While these responses are great when faced with a physical challenge they are not so good when the stress is not physical.  Today stressors are all too often mental or emotional and this response is not so helpful.  In fact,

The exhaustion phase is often seen as a total collapse of an organ or body function.  Prolonged stress puts a tremendous load on many of the organs and systems of the body, especially the heart, blood vessels, adrenal glands and the immune system.  These responses can be directly related to many chronic diseases that are very common in modern society.  It is easy to see how high blood pressure, diabetes, and digestion problems can be tied to stress but there are other diseases closely related to stress.  Other conditions related to stress include:

·         Physical

o   Angina

o   Asthma

o   Autoimmune disease

o   Cancer

o   Cardiovascular disease

o   Common cold

o   Headache

o   Heartburn

o   Immune suppression

o   Insomnia

o   Irritable bowel syndrome

o   Menstrual irregularities

o   Nausea

o   Neck Pain

o    Rheumatoid arthritis

o   Ulcers, ulcerative colitis

o   Upset stomach

o   Weight problems

·         Mental and Emotional Symptoms

o   Depression

o   Decreased libido

o   Burn out

o   Lac of focus

o   Sadness

o   Anger

o   Irritability

o   Worrying

o   Restlessness

o   Feeling out of control

o   Memory issues

o   Feeling insecure

o   Spending too much time with the TV or electronic devises

o   Overspending

o   Excessive behavior

·         Behavioral Symptoms

o   Crying

o   Angry outbursts

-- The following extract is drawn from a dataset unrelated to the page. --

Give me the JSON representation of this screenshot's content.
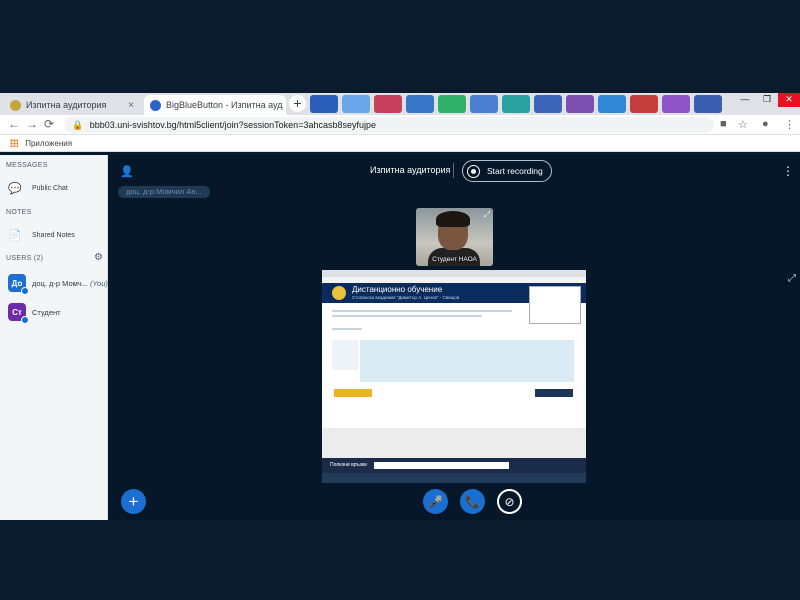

o   Social withdrawal

o   Drug or alcohol abuse

o   Relationship conflicts

o   Over eating

o   Under eating

o   Increased smoking